In 1958, Art Kane (1925–1995) photographed fifty-seven jazz musicians spilling off a brownstone stoop in Harlem for an Esquire magazine issue about the evolution of the genre. Since the Harlem Renaissance, the neighborhood had been a notable center of the uniquely American sound of jazz. As his photograph—commonly referred to as “A Great Day in Harlem”—ingrained itself in our collective memory, countless “Great Day” homages were created to record other historic gatherings: A Great Day in Hollywood, . . . Philadelphia, . . . Kansas City, . . . Jersey, . . . Saint Paul, . . . Houston, . . . Spanish Harlem, and a Dutch version, A Great Day in Haarlem, among others.
Gordon Parks (1912–2006) visited this theme four decades after Kane, showcasing the importance of the brownstone at 17 East 126th Street. In 1995, Life magazine assembled ten of the twelve surviving musicians from Kane’s picture, and Parks photographed them standing where they had stood in 1958. The decrepit facade of the brownstone overwhelmed the silhouettes of the few elderly musicians, representing the end of the “Golden Age” of jazz that Kane had documented. The graffiti and cinder-blocked door and windows remind the viewer not just of the deleterious effects of time on people and structures, but of the evolution and gentrification of Harlem and the culture and music born from it. Three years after the Life photo, XXL magazine tapped Parks to return to 126th Street to photograph 177 hip-hop artists, producers, and influencers, who overflowed the stoop of number 17 to the two stoops on either side. The youthful bodies of a new genre’s golden age overtook the dilapidated brownstone, reclaiming the space for the next generation.
At the twentieth anniversary of A Great Day in Hip-Hop—and the sixtieth anniversary of Kane’s original photo—17 East 126th Street has been lovingly restored and continues to tell the story of the shifting look, feel, and sound of Harlem.
JONATHAN A. RHEINGOLD , co-founder of XXL Magazine
Twenty years ago, on September 29, I put my Rolleiflex camera in my shoulder bag and took the train up to 126th Street to meet Gordon Parks on the block where he would capture history. While my associates were greeting the rap artists at the church on the corner — O.G.s and new school — I spent the day with Gordon for what would become one of my greatest life moments.
He sat in a metal fold-up chair most of the afternoon taking in his surroundings, which included the legendary three brownstones —the middle had already made history several decades earlier with Art Kane’s “A Great Day in Harlem”— and the nearly 200 rap artists who attended. At one point I crossed the street, took out my camera and started shooting a family on the block … and then Gordon.

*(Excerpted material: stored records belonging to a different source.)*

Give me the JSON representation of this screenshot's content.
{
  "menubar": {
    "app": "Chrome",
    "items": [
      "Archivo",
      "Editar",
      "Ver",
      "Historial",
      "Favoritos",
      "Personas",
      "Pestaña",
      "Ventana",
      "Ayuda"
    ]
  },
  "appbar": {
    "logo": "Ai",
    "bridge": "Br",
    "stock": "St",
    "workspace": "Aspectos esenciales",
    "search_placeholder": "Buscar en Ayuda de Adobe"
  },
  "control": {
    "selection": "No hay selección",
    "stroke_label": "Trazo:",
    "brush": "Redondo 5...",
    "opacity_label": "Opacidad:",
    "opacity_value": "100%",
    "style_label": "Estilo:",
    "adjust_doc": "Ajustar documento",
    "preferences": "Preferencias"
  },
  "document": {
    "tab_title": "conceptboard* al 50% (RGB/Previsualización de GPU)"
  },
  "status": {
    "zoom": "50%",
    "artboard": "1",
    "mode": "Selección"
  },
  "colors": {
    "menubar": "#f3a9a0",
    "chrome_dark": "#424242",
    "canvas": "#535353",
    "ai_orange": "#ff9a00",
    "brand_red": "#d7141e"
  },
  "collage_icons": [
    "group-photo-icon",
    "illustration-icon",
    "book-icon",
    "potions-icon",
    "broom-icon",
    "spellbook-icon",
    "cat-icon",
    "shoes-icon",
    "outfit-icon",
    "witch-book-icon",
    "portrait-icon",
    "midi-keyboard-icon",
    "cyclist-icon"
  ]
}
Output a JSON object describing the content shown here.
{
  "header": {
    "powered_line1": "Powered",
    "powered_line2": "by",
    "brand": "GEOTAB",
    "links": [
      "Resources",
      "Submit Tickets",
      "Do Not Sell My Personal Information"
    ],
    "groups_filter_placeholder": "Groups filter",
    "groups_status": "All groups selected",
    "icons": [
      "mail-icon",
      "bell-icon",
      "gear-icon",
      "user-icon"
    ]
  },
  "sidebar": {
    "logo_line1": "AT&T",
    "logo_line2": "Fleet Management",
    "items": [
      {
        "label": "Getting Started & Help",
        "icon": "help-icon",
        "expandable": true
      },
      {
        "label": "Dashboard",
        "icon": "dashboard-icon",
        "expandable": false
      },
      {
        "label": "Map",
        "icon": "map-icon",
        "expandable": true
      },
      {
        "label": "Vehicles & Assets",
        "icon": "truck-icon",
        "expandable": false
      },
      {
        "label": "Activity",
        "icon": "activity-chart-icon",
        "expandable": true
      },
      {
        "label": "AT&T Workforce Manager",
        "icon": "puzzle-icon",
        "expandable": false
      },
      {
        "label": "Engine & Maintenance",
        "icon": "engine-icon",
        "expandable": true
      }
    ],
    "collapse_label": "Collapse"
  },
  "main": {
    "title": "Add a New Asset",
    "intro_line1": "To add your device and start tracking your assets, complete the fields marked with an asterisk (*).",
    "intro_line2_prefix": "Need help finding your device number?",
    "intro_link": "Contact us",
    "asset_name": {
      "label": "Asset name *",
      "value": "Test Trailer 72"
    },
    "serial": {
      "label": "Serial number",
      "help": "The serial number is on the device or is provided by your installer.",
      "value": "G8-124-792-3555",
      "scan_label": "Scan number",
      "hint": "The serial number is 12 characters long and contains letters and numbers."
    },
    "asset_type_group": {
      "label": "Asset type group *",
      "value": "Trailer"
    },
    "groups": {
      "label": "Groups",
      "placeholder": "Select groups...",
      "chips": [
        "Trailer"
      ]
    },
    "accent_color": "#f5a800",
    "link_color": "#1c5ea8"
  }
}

Later in the afternoon, the staff and all the rappers exited the church and walked down the block. It was an incredible scene seeing DJ Kool Herc on the bullhorn attempting to calm the crowd so Gordon could get the shot in time. It was a powerful and cerebral moment watching the sun trying to shut down the shoot as Gordon was waiting to press the shutter-release button. He got the shot and made history.
As the dozens and dozens of rap talent dispersed from the stoops, I took out my camera again, ultimately going through 10 rolls of film—all inspired by Mr. Parks. I brought the film to a lab and ordered some contacts. They appeared overexposed, so I tossed them in a drawer. RESPECT. magazine recently published a tribute to the 20th anniversary of the XXL shoot by reproducing “The Game Changer,” former XXL editor Sheena Lester’s recollection of hip-hop’s greatest day. At press time I remembered the negatives, found them, had them scanned and, to my delight, they were exactly what I recalled capturing.
For Jonathan A. Rheingold's site about the 1998 event, follow this LINK.
Jonathan A. Rhinegold, Put your hands… (Busta Rhymes), 1998.
Jonathan A. Rhinegold, London on 126th (Slick Rick), 1998.
Jonathan A. Rhinegold, Rev Run (The Reverend Run), 1998.
Jonathan A. Rhinegold, Naughty By Nature (Vin Rock), 1998.